“Despite the fact that climate will drastically change in the tropics, climate is not projected to move outside the window where breadfruit is comfortable,” says study first author Lucy Yang. “From a climate perspective, we can already grow breadfruit in sub-Saharan Africa. There is a huge swath of Africa, where breadfruit can grow to various degrees. It just has not been broadly introduced there yet. And, luckily enough, most varieties of breadfruit are seedless and have little-to-no likelihood of becoming invasive.”
“Breadfruit trees can live for decades and provide a large amount of fruits each year,” adds Nyree Zerega, director of the Program in Plant Biology and Conservation. “In some cultures, there is a tradition to plant a breadfruit tree when a child is born to ensure the child will have food for the rest of their life.”
Breadfruit could put an end to world hunger
Zerega says that once people establish a breadfruit tree, they are capable of withstanding heat and drought much longer than most other crops. They’re also a perennial crop, meaning they require less energy and effort in comparison to crops that farmers need to replant every year. Breadfruit tress also sequester carbon dioxide from the atmosphere, making them extremely important for the environment.

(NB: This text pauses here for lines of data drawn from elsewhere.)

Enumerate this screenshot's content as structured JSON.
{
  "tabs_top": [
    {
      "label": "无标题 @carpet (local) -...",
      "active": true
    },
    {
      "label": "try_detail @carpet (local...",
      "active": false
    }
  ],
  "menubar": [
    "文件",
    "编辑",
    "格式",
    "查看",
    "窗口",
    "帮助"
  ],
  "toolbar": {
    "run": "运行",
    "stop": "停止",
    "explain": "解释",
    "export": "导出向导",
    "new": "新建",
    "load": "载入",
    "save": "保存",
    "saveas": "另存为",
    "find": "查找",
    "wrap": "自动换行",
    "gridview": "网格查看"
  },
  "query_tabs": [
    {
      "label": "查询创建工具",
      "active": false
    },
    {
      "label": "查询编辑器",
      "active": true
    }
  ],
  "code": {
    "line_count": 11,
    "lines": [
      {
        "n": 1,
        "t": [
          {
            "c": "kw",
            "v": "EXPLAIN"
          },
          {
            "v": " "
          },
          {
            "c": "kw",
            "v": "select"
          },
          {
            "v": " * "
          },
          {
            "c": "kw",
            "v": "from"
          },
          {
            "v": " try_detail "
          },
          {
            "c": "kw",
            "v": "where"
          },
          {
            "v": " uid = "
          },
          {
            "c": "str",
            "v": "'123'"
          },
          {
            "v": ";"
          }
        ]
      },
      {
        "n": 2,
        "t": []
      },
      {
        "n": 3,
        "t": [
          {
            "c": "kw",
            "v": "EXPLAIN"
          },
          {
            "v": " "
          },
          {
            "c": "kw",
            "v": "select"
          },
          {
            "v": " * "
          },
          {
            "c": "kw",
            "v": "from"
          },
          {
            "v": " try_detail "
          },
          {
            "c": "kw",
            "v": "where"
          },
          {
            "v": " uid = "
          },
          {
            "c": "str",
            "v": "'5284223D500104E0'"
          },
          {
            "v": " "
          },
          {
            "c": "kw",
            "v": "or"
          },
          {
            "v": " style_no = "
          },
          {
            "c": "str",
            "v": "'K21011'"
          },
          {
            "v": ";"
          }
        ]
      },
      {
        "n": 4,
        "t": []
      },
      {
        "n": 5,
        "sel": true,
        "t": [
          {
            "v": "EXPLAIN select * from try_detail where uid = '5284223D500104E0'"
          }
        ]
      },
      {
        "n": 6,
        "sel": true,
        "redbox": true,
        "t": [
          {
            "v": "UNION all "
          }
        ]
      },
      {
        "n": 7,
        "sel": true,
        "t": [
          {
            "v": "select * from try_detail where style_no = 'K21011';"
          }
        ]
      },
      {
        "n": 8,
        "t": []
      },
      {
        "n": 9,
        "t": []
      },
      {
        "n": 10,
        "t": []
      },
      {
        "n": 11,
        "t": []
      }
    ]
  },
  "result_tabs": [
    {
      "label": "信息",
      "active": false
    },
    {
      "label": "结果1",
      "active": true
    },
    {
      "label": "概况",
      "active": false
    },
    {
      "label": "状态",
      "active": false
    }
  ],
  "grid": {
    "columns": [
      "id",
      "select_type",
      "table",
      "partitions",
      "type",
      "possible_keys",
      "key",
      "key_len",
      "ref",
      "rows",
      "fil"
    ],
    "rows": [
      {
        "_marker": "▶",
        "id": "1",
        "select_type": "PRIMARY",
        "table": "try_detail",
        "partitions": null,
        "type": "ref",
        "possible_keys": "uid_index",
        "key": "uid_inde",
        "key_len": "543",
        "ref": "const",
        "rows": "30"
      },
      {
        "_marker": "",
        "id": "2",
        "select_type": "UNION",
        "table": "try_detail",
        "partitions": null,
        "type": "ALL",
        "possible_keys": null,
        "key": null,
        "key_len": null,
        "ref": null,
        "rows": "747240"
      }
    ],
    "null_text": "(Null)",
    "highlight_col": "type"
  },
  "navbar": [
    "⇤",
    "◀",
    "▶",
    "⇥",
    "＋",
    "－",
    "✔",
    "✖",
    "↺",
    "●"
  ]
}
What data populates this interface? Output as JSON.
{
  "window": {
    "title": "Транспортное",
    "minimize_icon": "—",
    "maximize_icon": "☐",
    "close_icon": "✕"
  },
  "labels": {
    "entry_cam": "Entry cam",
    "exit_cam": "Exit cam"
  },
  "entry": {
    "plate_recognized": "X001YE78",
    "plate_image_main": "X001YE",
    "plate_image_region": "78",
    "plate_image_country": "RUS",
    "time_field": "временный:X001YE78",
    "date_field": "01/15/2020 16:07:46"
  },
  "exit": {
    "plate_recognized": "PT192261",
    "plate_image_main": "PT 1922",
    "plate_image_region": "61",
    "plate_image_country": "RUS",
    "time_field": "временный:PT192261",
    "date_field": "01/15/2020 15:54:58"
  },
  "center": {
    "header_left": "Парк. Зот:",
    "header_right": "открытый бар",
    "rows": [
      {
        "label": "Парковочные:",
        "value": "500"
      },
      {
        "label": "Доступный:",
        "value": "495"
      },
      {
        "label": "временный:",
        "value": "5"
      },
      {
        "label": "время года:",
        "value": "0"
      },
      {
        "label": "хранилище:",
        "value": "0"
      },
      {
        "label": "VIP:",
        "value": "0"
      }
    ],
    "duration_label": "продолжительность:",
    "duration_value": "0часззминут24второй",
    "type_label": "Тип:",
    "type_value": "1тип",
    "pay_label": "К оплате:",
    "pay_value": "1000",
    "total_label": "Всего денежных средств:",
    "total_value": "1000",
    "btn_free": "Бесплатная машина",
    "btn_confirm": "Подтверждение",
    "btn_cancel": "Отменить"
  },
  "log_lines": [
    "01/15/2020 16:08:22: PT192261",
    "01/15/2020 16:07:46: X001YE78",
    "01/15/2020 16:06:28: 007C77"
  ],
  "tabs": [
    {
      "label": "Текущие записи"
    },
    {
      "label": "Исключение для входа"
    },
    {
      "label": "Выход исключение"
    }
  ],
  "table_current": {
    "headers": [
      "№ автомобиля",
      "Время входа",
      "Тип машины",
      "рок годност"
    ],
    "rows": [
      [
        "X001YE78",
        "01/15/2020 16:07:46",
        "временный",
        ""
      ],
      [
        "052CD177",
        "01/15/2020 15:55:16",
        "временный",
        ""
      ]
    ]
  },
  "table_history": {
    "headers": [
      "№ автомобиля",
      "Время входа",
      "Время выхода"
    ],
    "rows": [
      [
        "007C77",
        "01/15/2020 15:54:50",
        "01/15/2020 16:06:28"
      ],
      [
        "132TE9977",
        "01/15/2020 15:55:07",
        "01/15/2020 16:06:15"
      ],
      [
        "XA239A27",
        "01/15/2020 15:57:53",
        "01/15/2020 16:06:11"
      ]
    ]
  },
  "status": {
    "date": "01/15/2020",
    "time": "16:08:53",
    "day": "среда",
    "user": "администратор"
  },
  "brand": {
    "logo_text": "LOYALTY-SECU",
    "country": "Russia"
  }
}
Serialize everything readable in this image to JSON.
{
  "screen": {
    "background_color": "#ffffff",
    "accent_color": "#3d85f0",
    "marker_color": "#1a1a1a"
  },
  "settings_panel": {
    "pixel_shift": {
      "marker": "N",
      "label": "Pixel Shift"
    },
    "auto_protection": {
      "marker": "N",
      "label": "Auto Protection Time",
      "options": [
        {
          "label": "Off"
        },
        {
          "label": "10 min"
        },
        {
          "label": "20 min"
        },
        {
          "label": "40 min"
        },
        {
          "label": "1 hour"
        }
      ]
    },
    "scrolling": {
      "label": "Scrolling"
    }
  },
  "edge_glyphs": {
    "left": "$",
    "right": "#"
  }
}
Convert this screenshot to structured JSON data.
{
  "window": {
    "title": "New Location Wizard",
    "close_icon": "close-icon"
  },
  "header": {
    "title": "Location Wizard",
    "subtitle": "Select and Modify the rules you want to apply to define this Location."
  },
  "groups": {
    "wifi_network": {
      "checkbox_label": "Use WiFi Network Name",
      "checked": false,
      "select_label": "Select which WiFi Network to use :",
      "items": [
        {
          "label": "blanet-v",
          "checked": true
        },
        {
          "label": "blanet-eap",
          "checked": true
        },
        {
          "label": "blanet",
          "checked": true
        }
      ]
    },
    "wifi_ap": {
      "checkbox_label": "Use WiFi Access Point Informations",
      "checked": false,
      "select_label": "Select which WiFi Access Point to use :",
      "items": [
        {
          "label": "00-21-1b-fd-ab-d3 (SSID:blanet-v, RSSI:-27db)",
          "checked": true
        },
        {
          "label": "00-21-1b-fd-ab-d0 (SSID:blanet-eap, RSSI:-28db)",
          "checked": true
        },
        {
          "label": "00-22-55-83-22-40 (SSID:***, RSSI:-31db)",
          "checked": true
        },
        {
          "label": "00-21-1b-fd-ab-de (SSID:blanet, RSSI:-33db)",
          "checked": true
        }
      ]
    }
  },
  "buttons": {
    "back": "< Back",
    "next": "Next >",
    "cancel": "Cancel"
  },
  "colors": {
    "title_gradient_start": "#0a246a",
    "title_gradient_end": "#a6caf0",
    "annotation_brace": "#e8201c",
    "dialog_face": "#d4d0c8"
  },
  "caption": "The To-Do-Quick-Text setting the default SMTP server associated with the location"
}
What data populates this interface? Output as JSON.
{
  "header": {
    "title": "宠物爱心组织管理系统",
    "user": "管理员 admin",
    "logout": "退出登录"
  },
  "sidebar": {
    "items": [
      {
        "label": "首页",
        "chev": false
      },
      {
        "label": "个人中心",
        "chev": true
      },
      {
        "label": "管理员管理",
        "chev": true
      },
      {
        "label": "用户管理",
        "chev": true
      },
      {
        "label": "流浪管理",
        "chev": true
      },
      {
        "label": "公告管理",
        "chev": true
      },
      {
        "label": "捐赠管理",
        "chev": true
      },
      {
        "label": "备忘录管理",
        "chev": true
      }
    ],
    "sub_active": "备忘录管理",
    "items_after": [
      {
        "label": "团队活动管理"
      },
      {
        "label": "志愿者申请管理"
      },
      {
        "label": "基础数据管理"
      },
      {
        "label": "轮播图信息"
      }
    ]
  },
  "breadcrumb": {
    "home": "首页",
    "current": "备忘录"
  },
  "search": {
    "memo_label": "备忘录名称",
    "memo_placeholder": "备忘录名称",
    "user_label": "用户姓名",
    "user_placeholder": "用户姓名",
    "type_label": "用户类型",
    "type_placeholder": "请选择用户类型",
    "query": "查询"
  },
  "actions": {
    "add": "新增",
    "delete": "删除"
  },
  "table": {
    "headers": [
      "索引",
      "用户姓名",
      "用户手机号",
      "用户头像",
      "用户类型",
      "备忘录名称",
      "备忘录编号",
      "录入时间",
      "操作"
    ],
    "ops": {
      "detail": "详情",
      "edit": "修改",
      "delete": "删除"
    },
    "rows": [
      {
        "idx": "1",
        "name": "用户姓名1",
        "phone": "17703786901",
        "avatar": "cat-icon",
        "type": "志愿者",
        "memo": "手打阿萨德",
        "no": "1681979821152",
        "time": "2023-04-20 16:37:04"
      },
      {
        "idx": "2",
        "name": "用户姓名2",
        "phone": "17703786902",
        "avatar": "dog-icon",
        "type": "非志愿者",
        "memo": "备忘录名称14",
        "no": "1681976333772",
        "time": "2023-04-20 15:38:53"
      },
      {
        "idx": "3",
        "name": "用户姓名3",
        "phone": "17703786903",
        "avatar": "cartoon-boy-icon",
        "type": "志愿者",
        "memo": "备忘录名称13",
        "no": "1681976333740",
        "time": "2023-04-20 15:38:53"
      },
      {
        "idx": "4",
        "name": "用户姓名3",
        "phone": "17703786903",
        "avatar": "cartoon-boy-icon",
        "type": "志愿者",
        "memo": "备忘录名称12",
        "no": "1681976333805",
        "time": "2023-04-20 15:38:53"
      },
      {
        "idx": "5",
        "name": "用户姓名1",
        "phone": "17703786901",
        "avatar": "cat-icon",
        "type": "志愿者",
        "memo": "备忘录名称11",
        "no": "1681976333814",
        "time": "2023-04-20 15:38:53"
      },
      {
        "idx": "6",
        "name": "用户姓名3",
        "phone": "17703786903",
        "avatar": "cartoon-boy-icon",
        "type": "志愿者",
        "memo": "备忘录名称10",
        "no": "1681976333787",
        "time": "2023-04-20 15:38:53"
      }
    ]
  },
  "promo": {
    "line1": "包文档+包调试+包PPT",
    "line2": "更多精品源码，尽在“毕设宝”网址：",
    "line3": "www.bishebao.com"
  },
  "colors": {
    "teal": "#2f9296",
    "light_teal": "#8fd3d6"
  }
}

“A lot of places where breadfruit can grow have high levels of food insecurity,” Yang says. “Oftentimes, they combat food insecurity by importing staple crops like wheat or rice, and that comes with a high environmental cost and carbon footprint. With breadfruit, however, these communities can produce food more locally.”
Researchers say that, due to the ongoing war in Ukraine, the coronavirus pandemic, and climate change, global food insecurity is becoming a greater problem every day. They believe that planting more breadfruit trees can create more resilience in the global food system.
“Climate change further emphasizes the need to diversify agriculture, so the world doesn’t rely on a small number of crop species to feed a large number of people,” Zerega concludes. “Humans rely heavily on a handful of crops to provide most of our food, but there are thousands of potential food crops among the approximately 400,000 described plant species. This points to the need to diversify agriculture and crops globally.”
The findings appear in the journal PLOS Climate.